(Beginning of Data shown)

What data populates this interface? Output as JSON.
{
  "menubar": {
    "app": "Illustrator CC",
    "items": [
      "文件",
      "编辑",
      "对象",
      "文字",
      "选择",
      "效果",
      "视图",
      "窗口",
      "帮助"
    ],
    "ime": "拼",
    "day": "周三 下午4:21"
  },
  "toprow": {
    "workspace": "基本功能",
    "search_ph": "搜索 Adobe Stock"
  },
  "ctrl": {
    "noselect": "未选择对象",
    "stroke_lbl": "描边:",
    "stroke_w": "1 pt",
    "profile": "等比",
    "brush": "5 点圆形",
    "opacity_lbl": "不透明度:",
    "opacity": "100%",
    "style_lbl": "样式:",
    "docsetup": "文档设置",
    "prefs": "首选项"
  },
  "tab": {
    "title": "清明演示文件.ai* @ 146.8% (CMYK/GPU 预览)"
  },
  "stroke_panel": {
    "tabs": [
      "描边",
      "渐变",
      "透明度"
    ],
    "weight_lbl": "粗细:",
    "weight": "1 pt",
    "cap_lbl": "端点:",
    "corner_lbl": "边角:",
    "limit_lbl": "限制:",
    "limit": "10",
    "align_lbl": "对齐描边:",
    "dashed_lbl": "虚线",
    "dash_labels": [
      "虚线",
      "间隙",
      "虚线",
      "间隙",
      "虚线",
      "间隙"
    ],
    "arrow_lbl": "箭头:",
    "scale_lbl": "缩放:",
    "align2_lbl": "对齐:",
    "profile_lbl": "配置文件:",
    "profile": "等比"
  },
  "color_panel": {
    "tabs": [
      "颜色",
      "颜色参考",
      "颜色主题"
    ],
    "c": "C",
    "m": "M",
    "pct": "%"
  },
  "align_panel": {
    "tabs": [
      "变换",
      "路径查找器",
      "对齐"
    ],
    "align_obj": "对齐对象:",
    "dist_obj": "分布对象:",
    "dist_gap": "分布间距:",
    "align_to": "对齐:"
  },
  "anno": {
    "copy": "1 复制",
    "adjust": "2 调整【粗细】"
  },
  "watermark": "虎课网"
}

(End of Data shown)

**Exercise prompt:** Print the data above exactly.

**Result for this task:**
What data populates this interface? Output as JSON.
{
  "menubar": {
    "app": "Illustrator CC",
    "items": [
      "文件",
      "编辑",
      "对象",
      "文字",
      "选择",
      "效果",
      "视图",
      "窗口",
      "帮助"
    ],
    "ime": "拼",
    "day": "周三 下午4:21"
  },
  "toprow": {
    "workspace": "基本功能",
    "search_ph": "搜索 Adobe Stock"
  },
  "ctrl": {
    "noselect": "未选择对象",
    "stroke_lbl": "描边:",
    "stroke_w": "1 pt",
    "profile": "等比",
    "brush": "5 点圆形",
    "opacity_lbl": "不透明度:",
    "opacity": "100%",
    "style_lbl": "样式:",
    "docsetup": "文档设置",
    "prefs": "首选项"
  },
  "tab": {
    "title": "清明演示文件.ai* @ 146.8% (CMYK/GPU 预览)"
  },
  "stroke_panel": {
    "tabs": [
      "描边",
      "渐变",
      "透明度"
    ],
    "weight_lbl": "粗细:",
    "weight": "1 pt",
    "cap_lbl": "端点:",
    "corner_lbl": "边角:",
    "limit_lbl": "限制:",
    "limit": "10",
    "align_lbl": "对齐描边:",
    "dashed_lbl": "虚线",
    "dash_labels": [
      "虚线",
      "间隙",
      "虚线",
      "间隙",
      "虚线",
      "间隙"
    ],
    "arrow_lbl": "箭头:",
    "scale_lbl": "缩放:",
    "align2_lbl": "对齐:",
    "profile_lbl": "配置文件:",
    "profile": "等比"
  },
  "color_panel": {
    "tabs": [
      "颜色",
      "颜色参考",
      "颜色主题"
    ],
    "c": "C",
    "m": "M",
    "pct": "%"
  },
  "align_panel": {
    "tabs": [
      "变换",
      "路径查找器",
      "对齐"
    ],
    "align_obj": "对齐对象:",
    "dist_obj": "分布对象:",
    "dist_gap": "分布间距:",
    "align_to": "对齐:"
  },
  "anno": {
    "copy": "1 复制",
    "adjust": "2 调整【粗细】"
  },
  "watermark": "虎课网"
}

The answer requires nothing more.